When one begins on the path of Tibetan Buddhism we often hear amazing stories of many older practitioners who accomplished the traditional three-year retreat. It is a closed-retreat where you dedicate three years, three months and three days of your life by totally removing yourself from society in order to accomplish some serious meditation.
Ideally, these yogins aspire to achieving enlightenment for the benefit of all sentient beings. Upon completion, one would achieve the coveted title of Vajra Acharya (Sanskrit) or Dorje Lopon (Tibetan).
In 1665, the great Vidyadhara Kunzang Sherab (1636-1699), at the age of 30, arrived at the newly built Palyul Monastery to assume his position as the first throne holder of The Palyul Lineage.
His root guru, the treasure revealer Migyur Dorje (1645-1667) had instructed him: “According to Padmasambhava’s prophecy, the time has now ripened for you to work for the welfare of sentient beings. You must go to take charge of this monastery and it will become an exhaustless source of dharma, propagating the Nyingmapa Doctrine.”
THREE YEAR RETREAT:
“During the three year retreat, the recitations of the Three Roots (lama, yidam and khandro) are performed and accomplished, followed by the practice of Trekchö.
The successful completion of the three year retreat is marked by achieving all the signs of true accomplishment after which the practitioner receives enthronement and the title of Vajra Acharya (Tantric Master).

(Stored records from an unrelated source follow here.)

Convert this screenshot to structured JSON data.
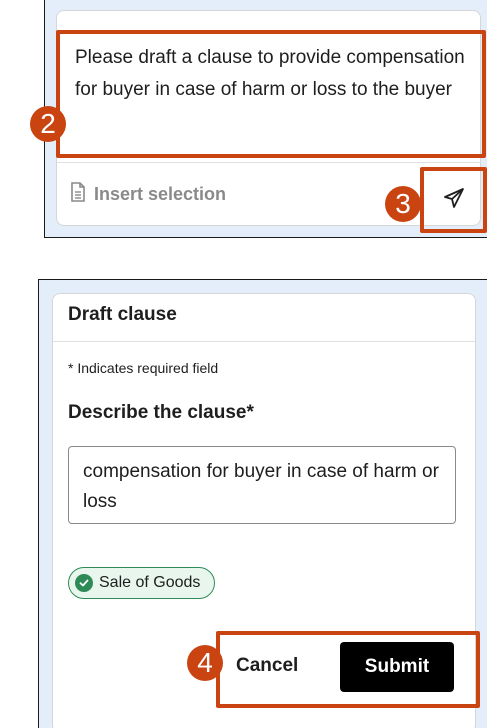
{
  "composer": {
    "prompt_text": "Please draft a clause to provide compensation for buyer in case of harm or loss to the buyer",
    "insert_selection_label": "Insert selection",
    "icons": {
      "insert": "document-icon",
      "send": "send-icon"
    }
  },
  "steps": {
    "two": "2",
    "three": "3",
    "four": "4"
  },
  "form": {
    "title": "Draft clause",
    "required_note": "* Indicates required field",
    "field_label": "Describe the clause*",
    "field_value": "compensation for buyer in case of harm or loss",
    "tag_label": "Sale of Goods",
    "cancel_label": "Cancel",
    "submit_label": "Submit"
  },
  "colors": {
    "highlight": "#c94411",
    "panel_bg": "#e4eefa",
    "tag_green": "#2e8b57",
    "submit_bg": "#000000"
  }
}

Only at this time is the practitioner fully authorized as a qualified spiritual teacher (lama) with the potential to give empowerments, teachings, special ceremonies and practices for the purpose of benefiting sentient beings.”
For more information click here: Palyul Lineage
The traditional academic program in the Tibetan lineages is called shedra. One doesn’t necessarily have to be closed off from the world to begin these studies. If you are with the Gelugpa School and you finish all the appropriate courses you would achieve the honor and title of Geshe.
However, if you follow the Nyingma School you would receive the title of Khenpo, or professor of Buddhist studies. I have only accomplished five years worth of studies. Here is the way our curriculum works:
“During the first four years, the course covers five large Madhyamaka texts, two Abhidharma, three Tibetan language texts and several minor ones. Therefore, the student is considered to have finished Lower Sutra Course with stress laid upon Madhyamaka and Abhidharma studies. He is conferred the certificate and degree equivalent to an Associate’s Degree with the title, “Thadrel Mrawai Wangchuk” (Great Expounder of the Middle Way).
There are not any Chorjang (Revision Classes) after completing the fourth year. The student can be appointed as a Chorpon (Revision Master or Assistant Teacher) depending upon his personal virtue and academic standard.”
In the fifth and sixth year, the course deals with the five works of Maitreya, Dharmakirti’s Pramana Vritti and many others. An extensive study of Six Perfections with more emphasis on the Prajnaparamita (Perfection of Wisdom) is done. After passing the sixth year, the student is said to have finished Upper Sutra Course and is conferred the degree equivalent to regular B.A. with the title, “Tharchin Rabjampa” (Master of Perfection)
The last three years of study cover texts on Vinaya and Vajrayana teachings. Guna Prabha’s Vinaya treatise, Guhya Garbha Tantra, Longchenpa and Jigmed Lingpa’s works constitute the major subjects of this section of the course called the Higher Tantra Course.
After passing the ninth year thereby graduating from the Institute, the student is conferred the degree equivalent to regular MA with the title “Ngesang Lekshed Zöthchang” (Holder of the Treasury of Esoteric Doctrine). The scholar is henceforth referred to as Lopen becoming equal to a lecturer in status and can also be ceremoniously appointed as a Khenpo depending upon personal virtue and qualifications.
For more information click here: Palyul Shedra
There are special month-long retreats (in America) for those wishing to immediately step into the role of the yogin and begin a true path of spiritual cultivation.
First Year Course: Ngöndro
The preliminary practices include compassion, refuge and prostration practices, Mandala Offering, Vajrasattva Purification, Guru Yoga Devotion and Phowa (the Transference of Consciousness Upon Dying). A complete set of practices that have the potential of awakening the seed of enlightenment in the practitioner.
Second Year Course: Tsa Lung/Tummo
“Tsa” means “channel” and “Lung” means “air”. This is a practice for purifying one’s obscurations through working with the subtle body (tsa, lung and tigle) a rich practice that totally engages body, speech and mind.
Prerequisite: The first year retreat and completion of the Ngöndro practices, or a firm commitment to complete the Ngöndro practices. Also open to students who have completed the Ngöndro accumulation in other lineages with prior written permission.
The courses are divided into seven years. For further information on these courses click here: Palyul Retreat